Given data START

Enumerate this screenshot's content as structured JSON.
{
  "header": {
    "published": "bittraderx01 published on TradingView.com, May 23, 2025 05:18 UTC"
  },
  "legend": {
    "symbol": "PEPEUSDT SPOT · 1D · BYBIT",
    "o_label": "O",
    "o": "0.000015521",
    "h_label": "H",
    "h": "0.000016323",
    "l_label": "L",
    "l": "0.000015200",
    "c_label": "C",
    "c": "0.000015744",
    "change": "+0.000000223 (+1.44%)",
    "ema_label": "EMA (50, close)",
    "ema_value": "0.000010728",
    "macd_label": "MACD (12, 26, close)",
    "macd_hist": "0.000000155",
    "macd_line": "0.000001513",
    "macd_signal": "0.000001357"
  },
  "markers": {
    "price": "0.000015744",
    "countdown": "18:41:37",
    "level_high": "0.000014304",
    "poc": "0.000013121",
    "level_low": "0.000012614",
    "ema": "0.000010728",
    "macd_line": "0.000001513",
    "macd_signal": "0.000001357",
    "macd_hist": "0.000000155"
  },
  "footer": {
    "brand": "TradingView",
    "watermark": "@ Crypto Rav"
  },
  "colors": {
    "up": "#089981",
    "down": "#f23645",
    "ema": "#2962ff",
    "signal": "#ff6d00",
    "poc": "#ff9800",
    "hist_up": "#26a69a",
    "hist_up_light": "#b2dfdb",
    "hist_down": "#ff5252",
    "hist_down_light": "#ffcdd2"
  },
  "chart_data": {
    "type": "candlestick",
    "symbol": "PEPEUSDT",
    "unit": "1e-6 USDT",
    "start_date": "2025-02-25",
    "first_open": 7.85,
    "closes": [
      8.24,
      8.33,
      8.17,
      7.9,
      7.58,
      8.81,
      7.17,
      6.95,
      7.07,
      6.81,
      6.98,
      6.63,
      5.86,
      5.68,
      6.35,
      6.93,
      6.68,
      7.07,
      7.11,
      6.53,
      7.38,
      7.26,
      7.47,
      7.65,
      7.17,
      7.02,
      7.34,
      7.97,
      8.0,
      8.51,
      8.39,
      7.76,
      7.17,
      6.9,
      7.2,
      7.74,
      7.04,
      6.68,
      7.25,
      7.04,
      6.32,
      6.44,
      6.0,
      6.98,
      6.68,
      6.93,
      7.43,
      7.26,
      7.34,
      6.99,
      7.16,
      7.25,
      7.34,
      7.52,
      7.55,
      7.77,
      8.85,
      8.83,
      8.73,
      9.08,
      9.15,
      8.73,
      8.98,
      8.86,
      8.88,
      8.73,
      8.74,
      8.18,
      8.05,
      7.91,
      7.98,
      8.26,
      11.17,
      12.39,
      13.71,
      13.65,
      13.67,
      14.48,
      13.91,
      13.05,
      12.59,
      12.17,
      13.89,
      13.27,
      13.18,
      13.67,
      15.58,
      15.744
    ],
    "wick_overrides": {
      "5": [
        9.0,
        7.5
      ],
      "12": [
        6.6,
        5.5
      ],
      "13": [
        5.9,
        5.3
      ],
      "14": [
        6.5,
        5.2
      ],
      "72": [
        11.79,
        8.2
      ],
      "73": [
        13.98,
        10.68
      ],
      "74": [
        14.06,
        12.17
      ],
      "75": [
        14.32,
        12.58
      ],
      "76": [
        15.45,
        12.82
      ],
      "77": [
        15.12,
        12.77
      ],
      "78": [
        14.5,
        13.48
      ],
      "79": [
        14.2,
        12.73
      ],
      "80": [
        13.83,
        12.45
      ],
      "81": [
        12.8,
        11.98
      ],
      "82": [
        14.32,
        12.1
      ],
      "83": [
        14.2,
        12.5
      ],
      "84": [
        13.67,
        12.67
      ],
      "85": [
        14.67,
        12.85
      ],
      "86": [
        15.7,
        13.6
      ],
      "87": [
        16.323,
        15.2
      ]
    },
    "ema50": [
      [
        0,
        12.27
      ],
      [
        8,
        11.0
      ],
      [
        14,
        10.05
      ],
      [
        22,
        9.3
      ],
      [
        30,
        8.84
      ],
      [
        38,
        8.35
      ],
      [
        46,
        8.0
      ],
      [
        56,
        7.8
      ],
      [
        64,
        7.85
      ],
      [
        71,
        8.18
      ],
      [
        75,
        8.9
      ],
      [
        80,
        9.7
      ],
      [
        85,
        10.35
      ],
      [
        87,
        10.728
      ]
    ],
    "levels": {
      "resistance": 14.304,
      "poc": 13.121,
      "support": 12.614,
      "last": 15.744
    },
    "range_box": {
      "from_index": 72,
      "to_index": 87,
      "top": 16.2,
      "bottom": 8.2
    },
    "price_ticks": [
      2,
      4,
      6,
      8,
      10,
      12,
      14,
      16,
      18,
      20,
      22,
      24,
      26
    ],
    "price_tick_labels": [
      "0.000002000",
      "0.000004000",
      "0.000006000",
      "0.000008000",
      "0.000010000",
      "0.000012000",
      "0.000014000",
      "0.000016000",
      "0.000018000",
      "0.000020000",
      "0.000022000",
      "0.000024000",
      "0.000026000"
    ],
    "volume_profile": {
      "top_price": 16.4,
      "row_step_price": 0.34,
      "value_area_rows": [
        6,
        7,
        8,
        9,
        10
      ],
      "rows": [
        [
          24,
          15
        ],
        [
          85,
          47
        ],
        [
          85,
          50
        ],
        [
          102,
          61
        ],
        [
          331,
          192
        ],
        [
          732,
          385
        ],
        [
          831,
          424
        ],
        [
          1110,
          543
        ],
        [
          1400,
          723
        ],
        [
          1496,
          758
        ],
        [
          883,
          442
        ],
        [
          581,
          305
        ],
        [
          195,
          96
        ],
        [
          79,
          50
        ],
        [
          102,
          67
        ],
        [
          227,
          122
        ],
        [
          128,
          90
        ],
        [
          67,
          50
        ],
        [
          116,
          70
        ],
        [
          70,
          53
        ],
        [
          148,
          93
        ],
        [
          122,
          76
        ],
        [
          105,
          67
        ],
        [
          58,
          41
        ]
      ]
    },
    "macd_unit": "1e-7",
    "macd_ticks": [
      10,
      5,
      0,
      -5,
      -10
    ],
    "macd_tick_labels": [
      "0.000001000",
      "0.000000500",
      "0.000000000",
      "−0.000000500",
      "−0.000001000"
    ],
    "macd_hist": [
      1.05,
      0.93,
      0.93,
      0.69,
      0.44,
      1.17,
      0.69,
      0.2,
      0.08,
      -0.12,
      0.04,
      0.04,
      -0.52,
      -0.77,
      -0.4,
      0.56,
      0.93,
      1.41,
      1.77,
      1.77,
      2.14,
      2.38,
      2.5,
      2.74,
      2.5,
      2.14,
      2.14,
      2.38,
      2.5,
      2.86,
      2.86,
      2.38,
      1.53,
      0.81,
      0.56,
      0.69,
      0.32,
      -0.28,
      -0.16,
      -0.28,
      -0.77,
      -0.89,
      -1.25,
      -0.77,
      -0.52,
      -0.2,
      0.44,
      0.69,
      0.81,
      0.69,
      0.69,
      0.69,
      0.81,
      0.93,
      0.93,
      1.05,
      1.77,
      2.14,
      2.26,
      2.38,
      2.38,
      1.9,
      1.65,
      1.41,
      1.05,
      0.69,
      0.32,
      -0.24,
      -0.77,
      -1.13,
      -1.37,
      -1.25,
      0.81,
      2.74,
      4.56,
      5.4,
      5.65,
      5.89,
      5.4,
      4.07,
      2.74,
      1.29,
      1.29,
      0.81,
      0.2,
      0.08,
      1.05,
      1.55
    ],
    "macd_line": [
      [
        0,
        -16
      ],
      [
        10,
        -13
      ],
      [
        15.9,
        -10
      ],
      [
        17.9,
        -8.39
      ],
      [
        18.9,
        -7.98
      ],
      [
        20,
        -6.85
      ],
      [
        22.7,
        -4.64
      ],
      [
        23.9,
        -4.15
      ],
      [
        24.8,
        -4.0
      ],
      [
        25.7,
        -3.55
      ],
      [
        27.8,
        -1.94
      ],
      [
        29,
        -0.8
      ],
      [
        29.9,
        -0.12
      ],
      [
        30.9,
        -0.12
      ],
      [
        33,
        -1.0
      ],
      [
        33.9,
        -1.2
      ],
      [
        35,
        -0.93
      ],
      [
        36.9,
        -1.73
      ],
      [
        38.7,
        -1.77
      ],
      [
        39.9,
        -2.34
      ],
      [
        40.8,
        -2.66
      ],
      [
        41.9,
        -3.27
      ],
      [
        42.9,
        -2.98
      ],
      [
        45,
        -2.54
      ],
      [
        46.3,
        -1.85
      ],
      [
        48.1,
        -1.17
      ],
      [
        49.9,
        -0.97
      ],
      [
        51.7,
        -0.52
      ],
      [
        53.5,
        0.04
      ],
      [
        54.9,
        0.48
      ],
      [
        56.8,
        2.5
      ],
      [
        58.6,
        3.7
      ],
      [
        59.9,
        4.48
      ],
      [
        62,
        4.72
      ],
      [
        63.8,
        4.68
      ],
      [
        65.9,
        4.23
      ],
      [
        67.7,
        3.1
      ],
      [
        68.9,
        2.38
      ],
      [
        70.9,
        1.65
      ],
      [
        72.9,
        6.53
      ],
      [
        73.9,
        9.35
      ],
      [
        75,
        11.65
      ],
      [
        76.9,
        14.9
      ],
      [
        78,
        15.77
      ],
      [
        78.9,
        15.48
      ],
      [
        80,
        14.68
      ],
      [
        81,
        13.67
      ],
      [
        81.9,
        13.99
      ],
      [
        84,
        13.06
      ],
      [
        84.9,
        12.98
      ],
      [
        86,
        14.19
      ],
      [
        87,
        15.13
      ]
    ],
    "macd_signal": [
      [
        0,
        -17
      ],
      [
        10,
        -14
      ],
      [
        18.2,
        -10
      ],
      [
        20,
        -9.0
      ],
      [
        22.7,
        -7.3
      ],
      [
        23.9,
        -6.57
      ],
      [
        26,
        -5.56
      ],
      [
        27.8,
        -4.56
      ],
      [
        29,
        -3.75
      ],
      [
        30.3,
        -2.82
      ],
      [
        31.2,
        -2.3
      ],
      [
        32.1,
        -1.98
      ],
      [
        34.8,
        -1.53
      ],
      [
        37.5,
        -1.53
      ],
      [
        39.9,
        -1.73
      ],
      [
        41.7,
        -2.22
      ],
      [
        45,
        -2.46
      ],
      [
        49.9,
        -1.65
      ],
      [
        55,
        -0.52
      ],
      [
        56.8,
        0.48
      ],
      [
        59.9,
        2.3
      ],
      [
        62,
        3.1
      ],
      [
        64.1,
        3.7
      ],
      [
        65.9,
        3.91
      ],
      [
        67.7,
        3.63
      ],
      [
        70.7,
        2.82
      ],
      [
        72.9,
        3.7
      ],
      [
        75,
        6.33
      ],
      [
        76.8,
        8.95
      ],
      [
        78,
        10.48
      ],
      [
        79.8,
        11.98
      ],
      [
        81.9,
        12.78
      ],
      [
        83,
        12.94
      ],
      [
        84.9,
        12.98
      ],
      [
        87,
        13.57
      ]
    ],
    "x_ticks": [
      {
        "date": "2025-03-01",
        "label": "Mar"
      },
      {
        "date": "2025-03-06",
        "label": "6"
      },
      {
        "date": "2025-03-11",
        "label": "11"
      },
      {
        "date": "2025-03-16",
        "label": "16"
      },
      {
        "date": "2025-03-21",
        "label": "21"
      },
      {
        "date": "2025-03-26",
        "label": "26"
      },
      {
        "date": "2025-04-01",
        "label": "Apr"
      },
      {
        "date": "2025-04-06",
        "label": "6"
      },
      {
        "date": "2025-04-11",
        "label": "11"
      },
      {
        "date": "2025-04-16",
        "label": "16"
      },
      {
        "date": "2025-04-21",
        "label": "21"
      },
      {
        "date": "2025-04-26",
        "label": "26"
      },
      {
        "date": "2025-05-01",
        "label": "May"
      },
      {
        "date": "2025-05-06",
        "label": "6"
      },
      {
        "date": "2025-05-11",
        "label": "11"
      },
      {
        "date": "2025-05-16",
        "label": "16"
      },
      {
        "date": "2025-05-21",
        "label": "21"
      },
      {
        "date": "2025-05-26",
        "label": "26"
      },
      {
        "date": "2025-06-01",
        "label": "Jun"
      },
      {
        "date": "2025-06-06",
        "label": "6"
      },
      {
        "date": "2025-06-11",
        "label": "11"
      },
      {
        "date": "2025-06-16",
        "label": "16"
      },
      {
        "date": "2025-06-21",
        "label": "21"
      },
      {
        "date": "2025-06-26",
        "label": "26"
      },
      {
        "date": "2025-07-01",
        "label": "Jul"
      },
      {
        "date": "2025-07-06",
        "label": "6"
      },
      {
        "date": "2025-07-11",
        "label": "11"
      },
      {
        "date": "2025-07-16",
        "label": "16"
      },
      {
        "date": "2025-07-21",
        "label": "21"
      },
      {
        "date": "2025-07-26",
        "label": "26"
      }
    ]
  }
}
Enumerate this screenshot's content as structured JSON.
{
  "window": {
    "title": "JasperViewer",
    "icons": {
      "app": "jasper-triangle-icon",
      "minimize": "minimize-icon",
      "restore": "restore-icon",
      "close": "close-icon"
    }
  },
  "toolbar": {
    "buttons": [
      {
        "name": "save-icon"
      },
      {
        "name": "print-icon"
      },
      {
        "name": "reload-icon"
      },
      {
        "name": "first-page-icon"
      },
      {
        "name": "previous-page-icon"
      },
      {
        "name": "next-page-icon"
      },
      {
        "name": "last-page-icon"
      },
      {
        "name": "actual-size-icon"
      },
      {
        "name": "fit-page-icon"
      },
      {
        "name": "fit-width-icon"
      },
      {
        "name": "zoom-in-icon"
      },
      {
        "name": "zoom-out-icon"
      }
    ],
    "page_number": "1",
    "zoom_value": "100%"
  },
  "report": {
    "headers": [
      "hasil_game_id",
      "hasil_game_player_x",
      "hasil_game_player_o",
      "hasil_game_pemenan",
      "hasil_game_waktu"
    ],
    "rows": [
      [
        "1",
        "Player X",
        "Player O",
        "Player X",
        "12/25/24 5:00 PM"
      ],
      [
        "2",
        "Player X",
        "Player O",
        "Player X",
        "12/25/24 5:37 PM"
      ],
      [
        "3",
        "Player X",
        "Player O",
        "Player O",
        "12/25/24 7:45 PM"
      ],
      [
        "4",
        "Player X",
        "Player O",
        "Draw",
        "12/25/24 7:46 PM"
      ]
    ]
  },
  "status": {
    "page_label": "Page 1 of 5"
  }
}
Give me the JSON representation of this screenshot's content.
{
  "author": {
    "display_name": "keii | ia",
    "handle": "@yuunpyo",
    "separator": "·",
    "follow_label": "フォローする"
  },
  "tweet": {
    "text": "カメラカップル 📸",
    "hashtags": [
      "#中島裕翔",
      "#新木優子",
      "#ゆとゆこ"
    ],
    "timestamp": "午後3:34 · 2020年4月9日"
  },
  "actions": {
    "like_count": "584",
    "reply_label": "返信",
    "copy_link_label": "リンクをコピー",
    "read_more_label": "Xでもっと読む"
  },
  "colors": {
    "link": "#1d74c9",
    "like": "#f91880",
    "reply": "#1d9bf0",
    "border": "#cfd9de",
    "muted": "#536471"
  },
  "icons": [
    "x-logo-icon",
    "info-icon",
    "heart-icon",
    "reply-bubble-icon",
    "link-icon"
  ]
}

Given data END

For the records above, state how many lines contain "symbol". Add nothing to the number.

• [Task solution]: 2